* Data excerpts:
_____

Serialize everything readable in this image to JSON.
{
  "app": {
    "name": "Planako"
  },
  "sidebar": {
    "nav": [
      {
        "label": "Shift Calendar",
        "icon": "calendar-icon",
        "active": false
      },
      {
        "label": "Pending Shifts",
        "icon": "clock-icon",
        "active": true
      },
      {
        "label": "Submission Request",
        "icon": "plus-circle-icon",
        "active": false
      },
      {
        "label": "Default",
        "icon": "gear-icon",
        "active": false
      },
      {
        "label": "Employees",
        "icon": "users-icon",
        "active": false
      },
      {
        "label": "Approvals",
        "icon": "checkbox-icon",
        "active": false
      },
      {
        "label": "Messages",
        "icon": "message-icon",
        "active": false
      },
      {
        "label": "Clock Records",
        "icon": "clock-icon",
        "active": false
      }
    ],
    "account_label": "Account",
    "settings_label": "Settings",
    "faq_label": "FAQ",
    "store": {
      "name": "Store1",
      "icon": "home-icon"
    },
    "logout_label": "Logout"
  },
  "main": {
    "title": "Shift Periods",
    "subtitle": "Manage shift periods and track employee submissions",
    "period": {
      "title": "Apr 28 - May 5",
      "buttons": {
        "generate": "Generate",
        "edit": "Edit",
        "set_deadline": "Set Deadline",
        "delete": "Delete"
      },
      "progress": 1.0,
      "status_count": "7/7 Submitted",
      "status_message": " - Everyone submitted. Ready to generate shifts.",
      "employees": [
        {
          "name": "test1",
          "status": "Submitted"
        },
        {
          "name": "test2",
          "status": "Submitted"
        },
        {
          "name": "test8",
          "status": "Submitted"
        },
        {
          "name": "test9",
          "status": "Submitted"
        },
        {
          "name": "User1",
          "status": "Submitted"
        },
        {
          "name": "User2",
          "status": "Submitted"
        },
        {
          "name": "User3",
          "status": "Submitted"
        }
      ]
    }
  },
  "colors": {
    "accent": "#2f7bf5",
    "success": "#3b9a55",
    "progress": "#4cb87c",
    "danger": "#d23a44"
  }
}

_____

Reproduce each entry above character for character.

* TASK SOLUTION:
Serialize everything readable in this image to JSON.
{
  "app": {
    "name": "Planako"
  },
  "sidebar": {
    "nav": [
      {
        "label": "Shift Calendar",
        "icon": "calendar-icon",
        "active": false
      },
      {
        "label": "Pending Shifts",
        "icon": "clock-icon",
        "active": true
      },
      {
        "label": "Submission Request",
        "icon": "plus-circle-icon",
        "active": false
      },
      {
        "label": "Default",
        "icon": "gear-icon",
        "active": false
      },
      {
        "label": "Employees",
        "icon": "users-icon",
        "active": false
      },
      {
        "label": "Approvals",
        "icon": "checkbox-icon",
        "active": false
      },
      {
        "label": "Messages",
        "icon": "message-icon",
        "active": false
      },
      {
        "label": "Clock Records",
        "icon": "clock-icon",
        "active": false
      }
    ],
    "account_label": "Account",
    "settings_label": "Settings",
    "faq_label": "FAQ",
    "store": {
      "name": "Store1",
      "icon": "home-icon"
    },
    "logout_label": "Logout"
  },
  "main": {
    "title": "Shift Periods",
    "subtitle": "Manage shift periods and track employee submissions",
    "period": {
      "title": "Apr 28 - May 5",
      "buttons": {
        "generate": "Generate",
        "edit": "Edit",
        "set_deadline": "Set Deadline",
        "delete": "Delete"
      },
      "progress": 1.0,
      "status_count": "7/7 Submitted",
      "status_message": " - Everyone submitted. Ready to generate shifts.",
      "employees": [
        {
          "name": "test1",
          "status": "Submitted"
        },
        {
          "name": "test2",
          "status": "Submitted"
        },
        {
          "name": "test8",
          "status": "Submitted"
        },
        {
          "name": "test9",
          "status": "Submitted"
        },
        {
          "name": "User1",
          "status": "Submitted"
        },
        {
          "name": "User2",
          "status": "Submitted"
        },
        {
          "name": "User3",
          "status": "Submitted"
        }
      ]
    }
  },
  "colors": {
    "accent": "#2f7bf5",
    "success": "#3b9a55",
    "progress": "#4cb87c",
    "danger": "#d23a44"
  }
}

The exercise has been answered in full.